WHAT TO PRODUCE. The data must be given again in full, with no line altered.

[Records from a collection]
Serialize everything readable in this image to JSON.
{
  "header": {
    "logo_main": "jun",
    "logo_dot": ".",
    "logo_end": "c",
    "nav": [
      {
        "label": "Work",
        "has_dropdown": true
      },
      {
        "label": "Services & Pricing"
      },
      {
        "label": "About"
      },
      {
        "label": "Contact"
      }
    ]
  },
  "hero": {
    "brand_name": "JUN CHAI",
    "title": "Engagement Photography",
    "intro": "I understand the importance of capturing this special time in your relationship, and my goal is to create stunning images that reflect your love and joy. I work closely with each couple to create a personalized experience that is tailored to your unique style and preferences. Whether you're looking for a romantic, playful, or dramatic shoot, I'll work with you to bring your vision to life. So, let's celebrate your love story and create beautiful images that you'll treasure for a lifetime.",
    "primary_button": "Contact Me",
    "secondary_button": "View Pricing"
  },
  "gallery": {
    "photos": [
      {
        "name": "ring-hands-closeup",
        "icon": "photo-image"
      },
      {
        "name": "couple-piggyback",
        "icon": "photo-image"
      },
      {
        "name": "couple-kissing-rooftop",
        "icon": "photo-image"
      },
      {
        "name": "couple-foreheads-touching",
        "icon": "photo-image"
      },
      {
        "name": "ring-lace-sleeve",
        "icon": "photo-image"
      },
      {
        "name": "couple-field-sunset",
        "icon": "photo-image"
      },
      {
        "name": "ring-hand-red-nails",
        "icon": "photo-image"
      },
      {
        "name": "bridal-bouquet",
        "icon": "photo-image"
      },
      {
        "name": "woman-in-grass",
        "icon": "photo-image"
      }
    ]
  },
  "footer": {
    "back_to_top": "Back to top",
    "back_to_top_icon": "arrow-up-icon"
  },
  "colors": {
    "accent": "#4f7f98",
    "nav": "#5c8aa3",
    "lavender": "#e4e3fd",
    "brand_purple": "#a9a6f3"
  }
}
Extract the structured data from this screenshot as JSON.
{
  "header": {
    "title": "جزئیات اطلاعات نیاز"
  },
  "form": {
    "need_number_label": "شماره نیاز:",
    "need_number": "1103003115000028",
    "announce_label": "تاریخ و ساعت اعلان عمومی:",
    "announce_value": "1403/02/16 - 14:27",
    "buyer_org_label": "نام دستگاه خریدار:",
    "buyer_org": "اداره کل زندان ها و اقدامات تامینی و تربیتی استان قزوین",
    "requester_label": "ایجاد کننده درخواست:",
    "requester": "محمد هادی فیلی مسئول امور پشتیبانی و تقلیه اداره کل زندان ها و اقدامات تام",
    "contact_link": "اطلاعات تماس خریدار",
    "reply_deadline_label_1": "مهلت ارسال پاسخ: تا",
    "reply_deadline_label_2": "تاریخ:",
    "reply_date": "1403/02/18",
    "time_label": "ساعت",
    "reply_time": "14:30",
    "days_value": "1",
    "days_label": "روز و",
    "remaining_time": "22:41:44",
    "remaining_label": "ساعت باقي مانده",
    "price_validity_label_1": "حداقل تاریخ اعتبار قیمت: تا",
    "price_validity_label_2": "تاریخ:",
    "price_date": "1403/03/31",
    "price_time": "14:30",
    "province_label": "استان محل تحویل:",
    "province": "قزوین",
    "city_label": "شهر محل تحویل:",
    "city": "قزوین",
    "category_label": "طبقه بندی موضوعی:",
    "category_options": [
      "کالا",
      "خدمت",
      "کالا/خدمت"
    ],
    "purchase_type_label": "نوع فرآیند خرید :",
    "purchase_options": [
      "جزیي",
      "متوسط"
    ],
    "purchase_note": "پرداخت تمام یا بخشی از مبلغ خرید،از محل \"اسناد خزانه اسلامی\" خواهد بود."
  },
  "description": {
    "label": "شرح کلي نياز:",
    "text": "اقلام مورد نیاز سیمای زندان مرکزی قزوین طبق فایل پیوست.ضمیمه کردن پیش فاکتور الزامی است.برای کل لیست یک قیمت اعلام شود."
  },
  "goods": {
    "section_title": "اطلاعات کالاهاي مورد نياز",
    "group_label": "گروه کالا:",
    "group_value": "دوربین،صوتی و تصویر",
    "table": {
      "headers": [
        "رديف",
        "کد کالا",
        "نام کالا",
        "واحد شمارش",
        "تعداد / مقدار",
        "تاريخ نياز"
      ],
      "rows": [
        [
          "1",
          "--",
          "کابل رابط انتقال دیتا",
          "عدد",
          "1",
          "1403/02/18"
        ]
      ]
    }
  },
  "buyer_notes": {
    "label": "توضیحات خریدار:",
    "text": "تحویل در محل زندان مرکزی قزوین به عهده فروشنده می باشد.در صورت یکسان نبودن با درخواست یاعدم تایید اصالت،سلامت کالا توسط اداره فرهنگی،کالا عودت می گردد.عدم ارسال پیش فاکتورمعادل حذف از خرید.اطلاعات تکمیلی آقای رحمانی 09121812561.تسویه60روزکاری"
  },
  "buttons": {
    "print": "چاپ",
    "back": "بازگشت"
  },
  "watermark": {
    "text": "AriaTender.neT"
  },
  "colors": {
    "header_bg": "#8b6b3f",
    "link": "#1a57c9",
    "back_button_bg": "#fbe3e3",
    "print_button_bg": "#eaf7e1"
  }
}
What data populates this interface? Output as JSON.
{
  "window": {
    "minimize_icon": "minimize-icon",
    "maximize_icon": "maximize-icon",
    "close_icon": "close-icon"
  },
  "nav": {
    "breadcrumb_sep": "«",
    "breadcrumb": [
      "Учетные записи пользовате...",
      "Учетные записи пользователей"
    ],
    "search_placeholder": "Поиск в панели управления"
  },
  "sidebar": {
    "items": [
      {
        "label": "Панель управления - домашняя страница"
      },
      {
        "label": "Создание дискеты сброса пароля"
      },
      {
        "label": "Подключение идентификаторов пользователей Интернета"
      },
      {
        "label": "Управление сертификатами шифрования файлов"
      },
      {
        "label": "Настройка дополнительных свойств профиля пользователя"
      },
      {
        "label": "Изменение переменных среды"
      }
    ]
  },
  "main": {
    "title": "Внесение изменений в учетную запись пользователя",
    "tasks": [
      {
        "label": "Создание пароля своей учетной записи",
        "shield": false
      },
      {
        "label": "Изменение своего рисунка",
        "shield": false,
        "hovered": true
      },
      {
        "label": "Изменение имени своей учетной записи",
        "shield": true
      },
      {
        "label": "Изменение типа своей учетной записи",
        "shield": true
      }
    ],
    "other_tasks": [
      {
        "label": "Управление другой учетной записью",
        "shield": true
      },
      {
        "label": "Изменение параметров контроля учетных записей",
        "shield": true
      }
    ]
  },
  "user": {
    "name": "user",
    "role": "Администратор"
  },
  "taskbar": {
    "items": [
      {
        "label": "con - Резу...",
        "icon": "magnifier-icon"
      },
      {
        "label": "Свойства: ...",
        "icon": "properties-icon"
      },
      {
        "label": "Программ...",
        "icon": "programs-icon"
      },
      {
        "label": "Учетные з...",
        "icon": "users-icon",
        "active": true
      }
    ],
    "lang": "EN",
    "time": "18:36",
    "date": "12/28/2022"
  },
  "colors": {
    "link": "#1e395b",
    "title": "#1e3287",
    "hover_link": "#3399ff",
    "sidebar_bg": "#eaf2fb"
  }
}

EXERCISE RESULT.
Serialize everything readable in this image to JSON.
{
  "header": {
    "logo_main": "jun",
    "logo_dot": ".",
    "logo_end": "c",
    "nav": [
      {
        "label": "Work",
        "has_dropdown": true
      },
      {
        "label": "Services & Pricing"
      },
      {
        "label": "About"
      },
      {
        "label": "Contact"
      }
    ]
  },
  "hero": {
    "brand_name": "JUN CHAI",
    "title": "Engagement Photography",
    "intro": "I understand the importance of capturing this special time in your relationship, and my goal is to create stunning images that reflect your love and joy. I work closely with each couple to create a personalized experience that is tailored to your unique style and preferences. Whether you're looking for a romantic, playful, or dramatic shoot, I'll work with you to bring your vision to life. So, let's celebrate your love story and create beautiful images that you'll treasure for a lifetime.",
    "primary_button": "Contact Me",
    "secondary_button": "View Pricing"
  },
  "gallery": {
    "photos": [
      {
        "name": "ring-hands-closeup",
        "icon": "photo-image"
      },
      {
        "name": "couple-piggyback",
        "icon": "photo-image"
      },
      {
        "name": "couple-kissing-rooftop",
        "icon": "photo-image"
      },
      {
        "name": "couple-foreheads-touching",
        "icon": "photo-image"
      },
      {
        "name": "ring-lace-sleeve",
        "icon": "photo-image"
      },
      {
        "name": "couple-field-sunset",
        "icon": "photo-image"
      },
      {
        "name": "ring-hand-red-nails",
        "icon": "photo-image"
      },
      {
        "name": "bridal-bouquet",
        "icon": "photo-image"
      },
      {
        "name": "woman-in-grass",
        "icon": "photo-image"
      }
    ]
  },
  "footer": {
    "back_to_top": "Back to top",
    "back_to_top_icon": "arrow-up-icon"
  },
  "colors": {
    "accent": "#4f7f98",
    "nav": "#5c8aa3",
    "lavender": "#e4e3fd",
    "brand_purple": "#a9a6f3"
  }
}
Extract the structured data from this screenshot as JSON.
{
  "header": {
    "title": "جزئیات اطلاعات نیاز"
  },
  "form": {
    "need_number_label": "شماره نیاز:",
    "need_number": "1103003115000028",
    "announce_label": "تاریخ و ساعت اعلان عمومی:",
    "announce_value": "1403/02/16 - 14:27",
    "buyer_org_label": "نام دستگاه خریدار:",
    "buyer_org": "اداره کل زندان ها و اقدامات تامینی و تربیتی استان قزوین",
    "requester_label": "ایجاد کننده درخواست:",
    "requester": "محمد هادی فیلی مسئول امور پشتیبانی و تقلیه اداره کل زندان ها و اقدامات تام",
    "contact_link": "اطلاعات تماس خریدار",
    "reply_deadline_label_1": "مهلت ارسال پاسخ: تا",
    "reply_deadline_label_2": "تاریخ:",
    "reply_date": "1403/02/18",
    "time_label": "ساعت",
    "reply_time": "14:30",
    "days_value": "1",
    "days_label": "روز و",
    "remaining_time": "22:41:44",
    "remaining_label": "ساعت باقي مانده",
    "price_validity_label_1": "حداقل تاریخ اعتبار قیمت: تا",
    "price_validity_label_2": "تاریخ:",
    "price_date": "1403/03/31",
    "price_time": "14:30",
    "province_label": "استان محل تحویل:",
    "province": "قزوین",
    "city_label": "شهر محل تحویل:",
    "city": "قزوین",
    "category_label": "طبقه بندی موضوعی:",
    "category_options": [
      "کالا",
      "خدمت",
      "کالا/خدمت"
    ],
    "purchase_type_label": "نوع فرآیند خرید :",
    "purchase_options": [
      "جزیي",
      "متوسط"
    ],
    "purchase_note": "پرداخت تمام یا بخشی از مبلغ خرید،از محل \"اسناد خزانه اسلامی\" خواهد بود."
  },
  "description": {
    "label": "شرح کلي نياز:",
    "text": "اقلام مورد نیاز سیمای زندان مرکزی قزوین طبق فایل پیوست.ضمیمه کردن پیش فاکتور الزامی است.برای کل لیست یک قیمت اعلام شود."
  },
  "goods": {
    "section_title": "اطلاعات کالاهاي مورد نياز",
    "group_label": "گروه کالا:",
    "group_value": "دوربین،صوتی و تصویر",
    "table": {
      "headers": [
        "رديف",
        "کد کالا",
        "نام کالا",
        "واحد شمارش",
        "تعداد / مقدار",
        "تاريخ نياز"
      ],
      "rows": [
        [
          "1",
          "--",
          "کابل رابط انتقال دیتا",
          "عدد",
          "1",
          "1403/02/18"
        ]
      ]
    }
  },
  "buyer_notes": {
    "label": "توضیحات خریدار:",
    "text": "تحویل در محل زندان مرکزی قزوین به عهده فروشنده می باشد.در صورت یکسان نبودن با درخواست یاعدم تایید اصالت،سلامت کالا توسط اداره فرهنگی،کالا عودت می گردد.عدم ارسال پیش فاکتورمعادل حذف از خرید.اطلاعات تکمیلی آقای رحمانی 09121812561.تسویه60روزکاری"
  },
  "buttons": {
    "print": "چاپ",
    "back": "بازگشت"
  },
  "watermark": {
    "text": "AriaTender.neT"
  },
  "colors": {
    "header_bg": "#8b6b3f",
    "link": "#1a57c9",
    "back_button_bg": "#fbe3e3",
    "print_button_bg": "#eaf7e1"
  }
}
What data populates this interface? Output as JSON.
{
  "window": {
    "minimize_icon": "minimize-icon",
    "maximize_icon": "maximize-icon",
    "close_icon": "close-icon"
  },
  "nav": {
    "breadcrumb_sep": "«",
    "breadcrumb": [
      "Учетные записи пользовате...",
      "Учетные записи пользователей"
    ],
    "search_placeholder": "Поиск в панели управления"
  },
  "sidebar": {
    "items": [
      {
        "label": "Панель управления - домашняя страница"
      },
      {
        "label": "Создание дискеты сброса пароля"
      },
      {
        "label": "Подключение идентификаторов пользователей Интернета"
      },
      {
        "label": "Управление сертификатами шифрования файлов"
      },
      {
        "label": "Настройка дополнительных свойств профиля пользователя"
      },
      {
        "label": "Изменение переменных среды"
      }
    ]
  },
  "main": {
    "title": "Внесение изменений в учетную запись пользователя",
    "tasks": [
      {
        "label": "Создание пароля своей учетной записи",
        "shield": false
      },
      {
        "label": "Изменение своего рисунка",
        "shield": false,
        "hovered": true
      },
      {
        "label": "Изменение имени своей учетной записи",
        "shield": true
      },
      {
        "label": "Изменение типа своей учетной записи",
        "shield": true
      }
    ],
    "other_tasks": [
      {
        "label": "Управление другой учетной записью",
        "shield": true
      },
      {
        "label": "Изменение параметров контроля учетных записей",
        "shield": true
      }
    ]
  },
  "user": {
    "name": "user",
    "role": "Администратор"
  },
  "taskbar": {
    "items": [
      {
        "label": "con - Резу...",
        "icon": "magnifier-icon"
      },
      {
        "label": "Свойства: ...",
        "icon": "properties-icon"
      },
      {
        "label": "Программ...",
        "icon": "programs-icon"
      },
      {
        "label": "Учетные з...",
        "icon": "users-icon",
        "active": true
      }
    ],
    "lang": "EN",
    "time": "18:36",
    "date": "12/28/2022"
  },
  "colors": {
    "link": "#1e395b",
    "title": "#1e3287",
    "hover_link": "#3399ff",
    "sidebar_bg": "#eaf2fb"
  }
}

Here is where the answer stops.